And religion also has a duty to transform our relationship with the natural world. We need to heal, not just the planet, but also ourselves. We need to forgive ourselves for ruling unwisely and we need to rediscover the joy of living in balance with the natural world. We need to remember that this world was given to us as a gift to celebrate, not to destroy. Even when our role is to "rule," we must not forget that we, too, have a Ruler whom we must serve.
This week's Torah portion, Vayikra, describes the sacrificial offerings that the ancient Israelites brought to the Tabernacle (and, later, the Temple) to worship God. As modern people, we often think of animal sacrifices as a primitive and superstitious practice that we are better off without today. Perhaps we are. However, we also should be mindful of how the ancient sacrificial offerings symbolized and reinforced a belief that we must practice balance in our relationship with nature – a belief that is sorely missing from the world today.
The ancient Israelites did not slaughter and burn animals on an altar because they did not appreciate the lives of the animals they raised. In fact, just the opposite is true. They made sacrificial offerings as a symbol of appreciation for the gifts that they had received from God and the earth. An animal sacrifice was a way of acknowledging to God that nature's bounty belongs to God. We are permitted to take a share to sustain our lives only if we complete the cycle by returning a portion back to God who is the source of all life.
This week's Torah portion also establishes a ritual for seeking forgiveness from God through animal sacrifices when we err. The Torah specifies, "When a person unwittingly incurs guilt in regard to and of the Adonai's commandments about things not to be done… the person shall bring the bull to the entrance of the Tent of Meeting before Adonai and lay hands upon the head of the bull" (Leviticus 4:2,4). Affirming the cycles of the natural world – life and death – and acknowledging our indebtedness to God is a way of finding forgiveness.

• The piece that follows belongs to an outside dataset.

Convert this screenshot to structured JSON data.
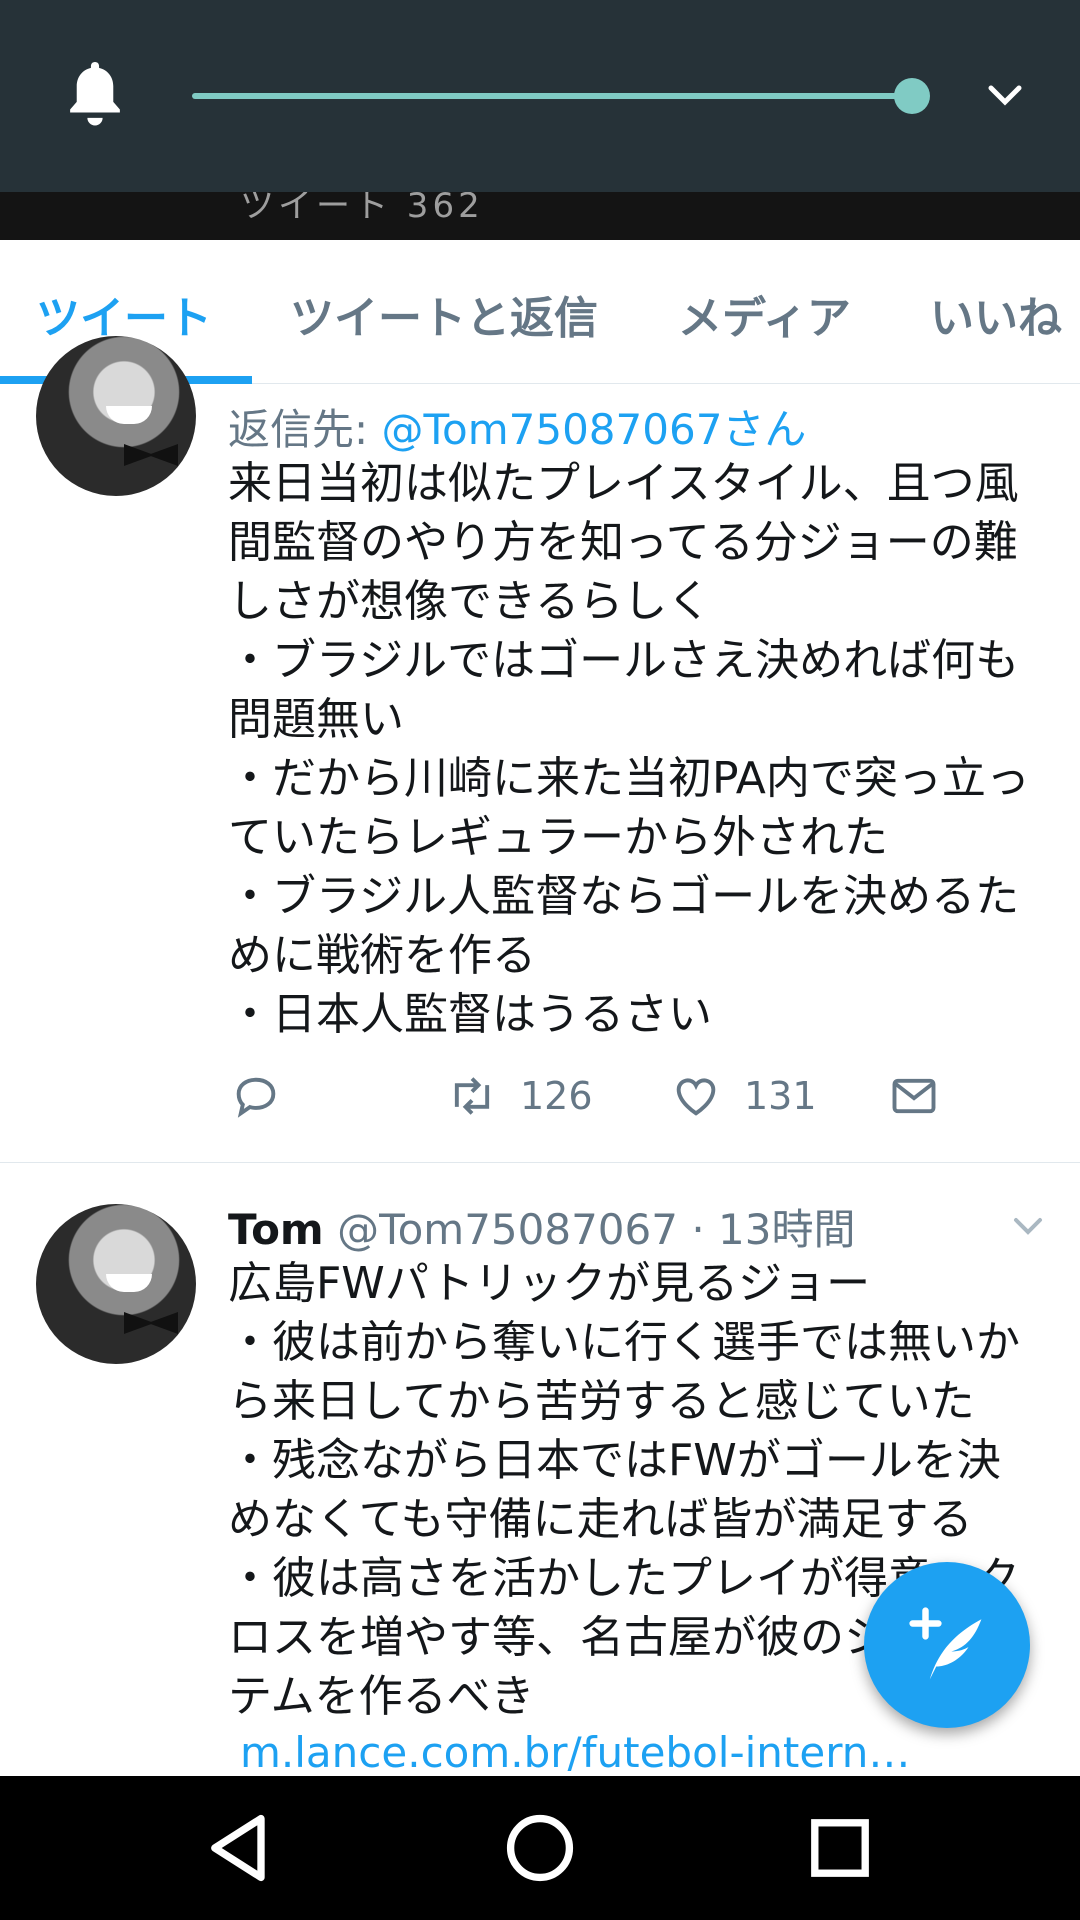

We need to feel forgiven for our sins against the natural world. In order to heal the earth, we first need to heal ourselves. We need to restore our balance with the natural world – the take and the give – in order to lift ourselves out of a cycle of guilt, despair and hopelessness about our relationship with the natural world.
If we allow ourselves to be convinced that we have plundered and desecrated the natural world beyond our ability to fix it, then we will do nothing to repair what we have done and the cycle of destruction will continue. If, on the other hand, we take the necessary steps to start giving back to the earth as much as we take, we can restore our sense of balance, our hope for a better future, and renew our role as the world's humble caretakers.
We don't have to sacrifice bulls to do that. But we do have to listen to the wisdom of the wastewater treatment plant. We can do a much better job of closing the loop of our relationship with the natural world, just as the ancient Israelites did when they gave back to God some of what they had taken. Today, we do that by replacing the clean water we use – drop for drop. We do it by planting new trees when we cut others down to build our homes and cities. We can do that by reclaiming the carbon dioxide that we release into the atmosphere to slow and reduce climate change.
We need to stop convincing ourselves that there is nothing we can do and that the destruction of the earth by human beings is inevitable. It's not. We can restore what we have broken. We can heal ourselves and heal the world.
Other Posts on This Topic:
Tu BiShvat: The Tree and the Renewal of Creation
Tzav: Transformation through Fire